The truck fire turned out to be smoke from the vehicle's brakes, so Engine 211 was not needed. Hinch moved toward the slow lane, and he noticed the steering was pulling to the right, Bender said.

He relayed the information to the officer sitting next to him — Hinch said later that officer was his father — who recommended checking the engine when they returned to the fire station.

Another firefighter, who was sitting behind Chief Hinch, said he could feel a "severe vibration" on his side. The tire on the front passenger side blew as soon as he mentioned the vibration, according to Bender.

Capt. Hinch maintained control, and he gradually brought the engine to a stop along the shoulder of the highway, according to Bender.

"Although this incident appears to be a little less dramatic than the first incident, it nevertheless had the same potential to be a tragic incident had it not been for the great instinct and experience of the driver," Bender said.

Hinch said later that he has been a member of Aberdeen since 2005. He is a lieutenant with Aberdeen Proving Ground's fire department, which is a paid position. He noted he has had annual driver training through the APG fire department as well as "just driving the units and doing your basic preventive maintenance," for the Aberdeen Fire Department.

Years of service, top responders

Aberdeen members were recognized Saturday for their years of service to the company, ranging from five years to 60 years.

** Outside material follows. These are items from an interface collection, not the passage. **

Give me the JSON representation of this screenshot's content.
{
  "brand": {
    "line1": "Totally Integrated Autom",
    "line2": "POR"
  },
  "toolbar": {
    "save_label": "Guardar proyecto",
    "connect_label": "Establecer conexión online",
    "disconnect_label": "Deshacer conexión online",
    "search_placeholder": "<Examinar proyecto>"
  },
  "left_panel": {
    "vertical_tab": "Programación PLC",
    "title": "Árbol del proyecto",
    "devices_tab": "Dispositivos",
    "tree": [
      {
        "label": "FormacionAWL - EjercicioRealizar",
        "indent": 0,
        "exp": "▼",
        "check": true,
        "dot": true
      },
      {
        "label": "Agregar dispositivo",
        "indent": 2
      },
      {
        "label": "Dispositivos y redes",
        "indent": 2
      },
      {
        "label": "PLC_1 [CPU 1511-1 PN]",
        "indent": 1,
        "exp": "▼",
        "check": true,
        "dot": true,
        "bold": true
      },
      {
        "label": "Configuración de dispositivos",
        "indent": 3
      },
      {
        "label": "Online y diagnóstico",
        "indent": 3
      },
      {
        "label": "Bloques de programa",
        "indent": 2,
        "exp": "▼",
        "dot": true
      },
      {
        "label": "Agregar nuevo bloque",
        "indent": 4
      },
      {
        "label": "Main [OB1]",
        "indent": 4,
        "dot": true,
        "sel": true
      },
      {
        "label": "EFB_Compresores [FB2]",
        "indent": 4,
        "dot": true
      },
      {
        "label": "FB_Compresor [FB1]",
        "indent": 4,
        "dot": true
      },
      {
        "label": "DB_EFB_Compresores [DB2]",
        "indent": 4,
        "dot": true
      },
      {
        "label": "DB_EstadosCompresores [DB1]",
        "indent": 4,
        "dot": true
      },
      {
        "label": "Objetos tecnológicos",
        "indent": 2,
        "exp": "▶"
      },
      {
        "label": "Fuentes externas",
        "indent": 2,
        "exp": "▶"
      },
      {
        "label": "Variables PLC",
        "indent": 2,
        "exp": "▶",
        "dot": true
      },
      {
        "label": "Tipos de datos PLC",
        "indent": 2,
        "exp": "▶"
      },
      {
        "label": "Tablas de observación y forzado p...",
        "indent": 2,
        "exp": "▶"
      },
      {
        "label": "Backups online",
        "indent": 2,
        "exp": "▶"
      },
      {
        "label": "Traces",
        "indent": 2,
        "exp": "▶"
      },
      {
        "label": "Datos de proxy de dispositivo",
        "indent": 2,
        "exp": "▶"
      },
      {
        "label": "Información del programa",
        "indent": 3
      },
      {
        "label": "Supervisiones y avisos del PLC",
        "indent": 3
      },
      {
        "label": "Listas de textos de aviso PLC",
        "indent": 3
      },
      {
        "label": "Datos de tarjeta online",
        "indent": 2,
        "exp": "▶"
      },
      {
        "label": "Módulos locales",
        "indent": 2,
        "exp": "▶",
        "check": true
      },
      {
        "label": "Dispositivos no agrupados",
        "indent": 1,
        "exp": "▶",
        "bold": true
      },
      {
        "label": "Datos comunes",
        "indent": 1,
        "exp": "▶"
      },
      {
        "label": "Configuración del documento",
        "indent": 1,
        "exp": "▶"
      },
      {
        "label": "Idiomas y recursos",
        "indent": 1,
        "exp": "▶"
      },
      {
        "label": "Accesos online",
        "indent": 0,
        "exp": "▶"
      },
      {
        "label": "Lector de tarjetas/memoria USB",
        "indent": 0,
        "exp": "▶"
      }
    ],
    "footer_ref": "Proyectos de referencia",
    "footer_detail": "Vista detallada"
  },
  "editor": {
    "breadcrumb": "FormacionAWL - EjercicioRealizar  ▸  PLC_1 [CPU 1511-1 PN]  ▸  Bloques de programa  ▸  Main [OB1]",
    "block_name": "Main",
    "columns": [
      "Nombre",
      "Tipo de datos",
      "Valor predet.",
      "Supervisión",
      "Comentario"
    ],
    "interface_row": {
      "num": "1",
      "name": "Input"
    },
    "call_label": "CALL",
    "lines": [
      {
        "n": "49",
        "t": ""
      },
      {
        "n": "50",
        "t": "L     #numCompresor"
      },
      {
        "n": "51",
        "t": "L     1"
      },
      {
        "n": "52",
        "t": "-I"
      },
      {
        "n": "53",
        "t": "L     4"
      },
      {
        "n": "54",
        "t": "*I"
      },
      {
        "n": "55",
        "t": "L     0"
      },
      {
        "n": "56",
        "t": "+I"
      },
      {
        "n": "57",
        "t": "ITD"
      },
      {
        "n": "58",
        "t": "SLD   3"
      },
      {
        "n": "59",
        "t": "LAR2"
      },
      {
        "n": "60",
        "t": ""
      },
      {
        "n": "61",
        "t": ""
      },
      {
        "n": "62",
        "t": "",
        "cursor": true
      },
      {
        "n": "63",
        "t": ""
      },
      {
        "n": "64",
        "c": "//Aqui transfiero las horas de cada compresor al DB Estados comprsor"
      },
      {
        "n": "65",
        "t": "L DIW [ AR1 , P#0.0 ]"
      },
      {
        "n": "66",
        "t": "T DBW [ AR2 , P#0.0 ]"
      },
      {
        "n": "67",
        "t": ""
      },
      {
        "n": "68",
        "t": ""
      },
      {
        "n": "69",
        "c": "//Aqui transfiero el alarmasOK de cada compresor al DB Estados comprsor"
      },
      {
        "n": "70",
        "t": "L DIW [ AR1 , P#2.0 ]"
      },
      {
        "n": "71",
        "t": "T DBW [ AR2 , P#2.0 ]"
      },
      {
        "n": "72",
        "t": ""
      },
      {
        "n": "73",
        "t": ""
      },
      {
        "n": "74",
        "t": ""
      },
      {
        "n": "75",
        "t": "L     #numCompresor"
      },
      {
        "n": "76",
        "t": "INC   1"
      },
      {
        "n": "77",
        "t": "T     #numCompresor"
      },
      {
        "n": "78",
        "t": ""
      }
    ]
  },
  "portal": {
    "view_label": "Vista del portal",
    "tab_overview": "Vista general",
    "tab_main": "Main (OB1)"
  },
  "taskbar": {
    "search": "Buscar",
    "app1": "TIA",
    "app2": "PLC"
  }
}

Megan Budnick was recognized for five years of service, and Travis Miller-Budnick was honored for 10 years.

Brian Cully, Florine Lovelace and Jim Pritts were recognized for 25 years, and Bobby Gordon for 30 years.

Steve Hinch was honored for 35 years of service, Dale Budnick for 40 years and Tony Bennett and Chuck Glassman for 50 years.


John Bender was honored for 55 years, and D. Bennett Smith Jr. was honored for 60 years of service.

Aberdeen members handled 4,599 calls for service in 2016, including 854 fire calls and 3,745 fire calls. Members also handled 4,216 hours of administrative duty, according to the banquet program.

The top volunteer fire responders were D.B. Smith Jr. with 775 calls; Wilfried Adams, 513; George Keithley, 492; John Bender, 467; Dale Budnick Sr., 446; Dale Budnick Jr., 406; Edward Budnick, 371; Tony Bennett, 264; Noel Budnick, 251; Joshua Montague, 246; Walter Hare, 238; Scott Budnick, 233; Joshua Blanchette, 230; James Pritts, 210 and Rebecca Roberts, 202 calls.

The top volunteer EMS responders were Judy Mills-Hinch with 137 calls; Dale Budnick Sr., 121; Darnell Hill, 86; Daniel Smith Jr., 85; John Bender, 70 and George Keithley, 70 calls.